Puerto Rico

Report to the Midyear Meeting
April, 19-22 2022
During this period, several bills have emerged that seek to rectify the flaws in the laws on access to public information, in particular, the "Transparency and Expedite Procedure for Access to Public Information Act" - No. 141-2019, and the "Puerto Rico Government Open Data Act" - No. 122-2019 - both approved by the ousted governor, Ricardo Rosselló.

However, there were government measures and proposals to promote transparency.

To guarantee access, a group of legislators proposed designating Information Officers in each agency, establishing a uniform protocol for channeling information requests, and having an oversight entity to ensure compliance with the processes. The legislators also proposed the creation of a registry of requests or portal - to keep a record of the petitions.

The Transparency Laws have yet to achieve their purpose, because they lack accurate wording - thus hindering achieving the goals for which they were enacted.

Also, Bill 1303 establishes that the Institute of Statistics will be the government entity responsible for implementing the Public Policy of Access to Information; and responsible for managing the internet portal with all the information on the petition process. Bill 1303 also establishes that every government entity shall disclose certain information on a routine basis, without the need of a request, including: official travel reports, budget of the government entity and quarterly expenditures, among other topics.

Failure to comply with these obligations will result in administrative sanctions, fines and the assessment of attorney's fees.

Journalists Alex Delgado and Yesenia Torres Figueroa are listed as co-defendants in a libel suit filed by prosecutor Idelfonso Torres for reports published in 2018 about an investigation of PREPA employees for allegedly charging for certifications to restore electric service after Hurricane Maria. Prosecutor Torres has insisted that Delgado reveal his source - which was ordered by the First Court and ratified by the Court of Appeals.

Because of this case, Senator Joanne Rodríguez Veve submitted Senate Bill 734 to establish the "Protection of Journalistic Sources Act" - so that journalists are not forced to reveal the identity of their confidential sources nor penalized.

Furthermore, Senate Bill 743 seeks to establish the "Reporter's Privilege" - so that journalists cannot be held in contempt for refusing to disclose the source of any information.

On December 27, 2021, the Drone Act was passed to prohibit persons, entities or state agencies from taking or recording images by means of unmanned aerial systems on private property or where there is a reasonable expectation of privacy, in the absence of consent and a search warrant, and makes such practice a crime. This law has caused concern among some legal experts because it would affect freedom of expression rights.

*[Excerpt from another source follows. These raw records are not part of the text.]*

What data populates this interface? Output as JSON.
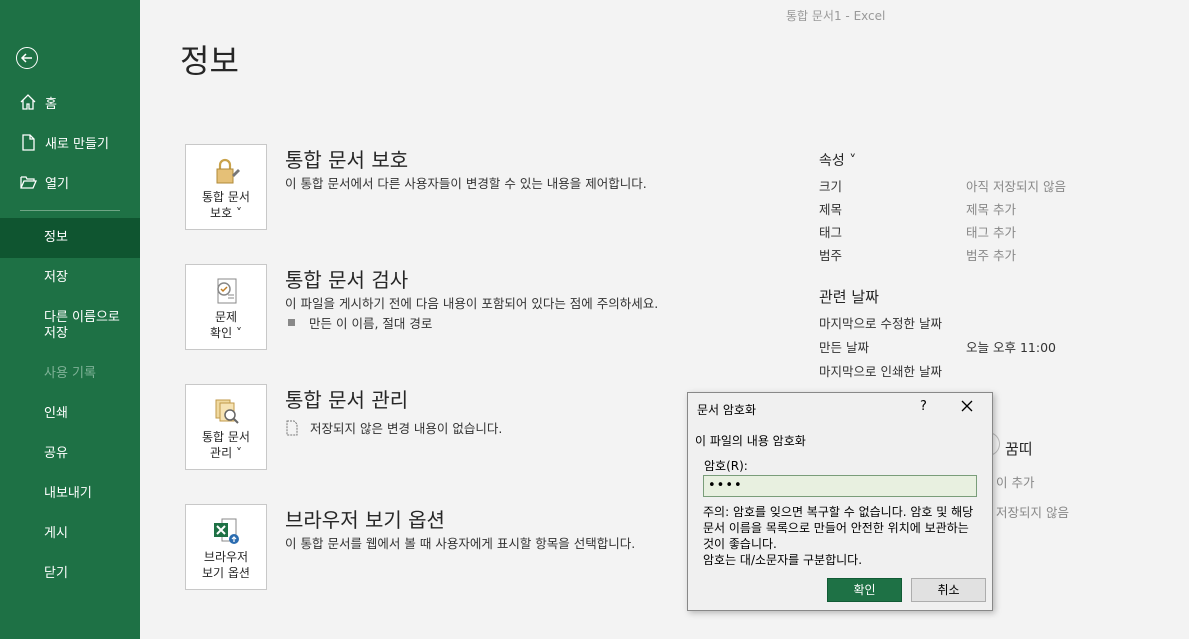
{
  "window": {
    "title": "통합 문서1  -  Excel"
  },
  "sidebar": {
    "top_items": [
      {
        "label": "홈",
        "icon": "home-icon"
      },
      {
        "label": "새로 만들기",
        "icon": "new-file-icon"
      },
      {
        "label": "열기",
        "icon": "open-folder-icon"
      }
    ],
    "items": [
      {
        "label": "정보",
        "selected": true
      },
      {
        "label": "저장"
      },
      {
        "label": "다른 이름으로 저장"
      },
      {
        "label": "사용 기록",
        "disabled": true
      },
      {
        "label": "인쇄"
      },
      {
        "label": "공유"
      },
      {
        "label": "내보내기"
      },
      {
        "label": "게시"
      },
      {
        "label": "닫기"
      }
    ],
    "colors": {
      "background": "#1e7145",
      "selected": "#0f5530"
    }
  },
  "page": {
    "title": "정보"
  },
  "sections": [
    {
      "tile_label": "통합 문서\n보호 ˅",
      "title": "통합 문서 보호",
      "description": "이 통합 문서에서 다른 사용자들이 변경할 수 있는 내용을 제어합니다."
    },
    {
      "tile_label": "문제\n확인 ˅",
      "title": "통합 문서 검사",
      "description": "이 파일을 게시하기 전에 다음 내용이 포함되어 있다는 점에 주의하세요.",
      "sub_item": "만든 이 이름, 절대 경로"
    },
    {
      "tile_label": "통합 문서\n관리 ˅",
      "title": "통합 문서 관리",
      "description": "",
      "sub_item": "저장되지 않은 변경 내용이 없습니다."
    },
    {
      "tile_label": "브라우저\n보기 옵션",
      "title": "브라우저 보기 옵션",
      "description": "이 통합 문서를 웹에서 볼 때 사용자에게 표시할 항목을 선택합니다."
    }
  ],
  "properties": {
    "heading": "속성 ˅",
    "rows": [
      {
        "label": "크기",
        "value": "아직 저장되지 않음"
      },
      {
        "label": "제목",
        "value": "제목 추가"
      },
      {
        "label": "태그",
        "value": "태그 추가"
      },
      {
        "label": "범주",
        "value": "범주 추가"
      }
    ],
    "dates_heading": "관련 날짜",
    "date_rows": [
      {
        "label": "마지막으로 수정한 날짜",
        "value": ""
      },
      {
        "label": "만든 날짜",
        "value": "오늘 오후 11:00"
      },
      {
        "label": "마지막으로 인쇄한 날짜",
        "value": ""
      }
    ],
    "partial": {
      "people_heading": "꿈띠",
      "author_add": "이 추가",
      "last_modified_by": "저장되지 않음"
    }
  },
  "dialog": {
    "title": "문서 암호화",
    "help": "?",
    "heading": "이 파일의 내용 암호화",
    "password_label": "암호(R):",
    "password_value": "••••",
    "warning": "주의: 암호를 잊으면 복구할 수 없습니다. 암호 및 해당 문서 이름을 목록으로 만들어 안전한 위치에 보관하는 것이 좋습니다.",
    "case_note": "암호는 대/소문자를 구분합니다.",
    "ok_label": "확인",
    "cancel_label": "취소"
  }
}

The Center for Investigative Journalism (CPI) has been forced to go to court on multiple occasions to obtain access to public information. In January, the CPI and journalist Omar Alfonso - editor of the regional newspaper La Perla del Sur - filed a writ of mandamus to demand the release of information related to the renegotiation of the contract between the coal company AES and PREPA.

In November 2021, the CPI and journalist Hermes Ayala Guzmán filed a Special Appeal for Access to Public Information against the DNER and the OGPe, so that the latter would deliver certain information on the cutting, pruning and transplanting of trees that had been requested, without success.

Most of the cases were settled for the petitioners and in favor of access to the requested public information. The courts are the best tool to enforce access to information held by the Executive and the Legislature.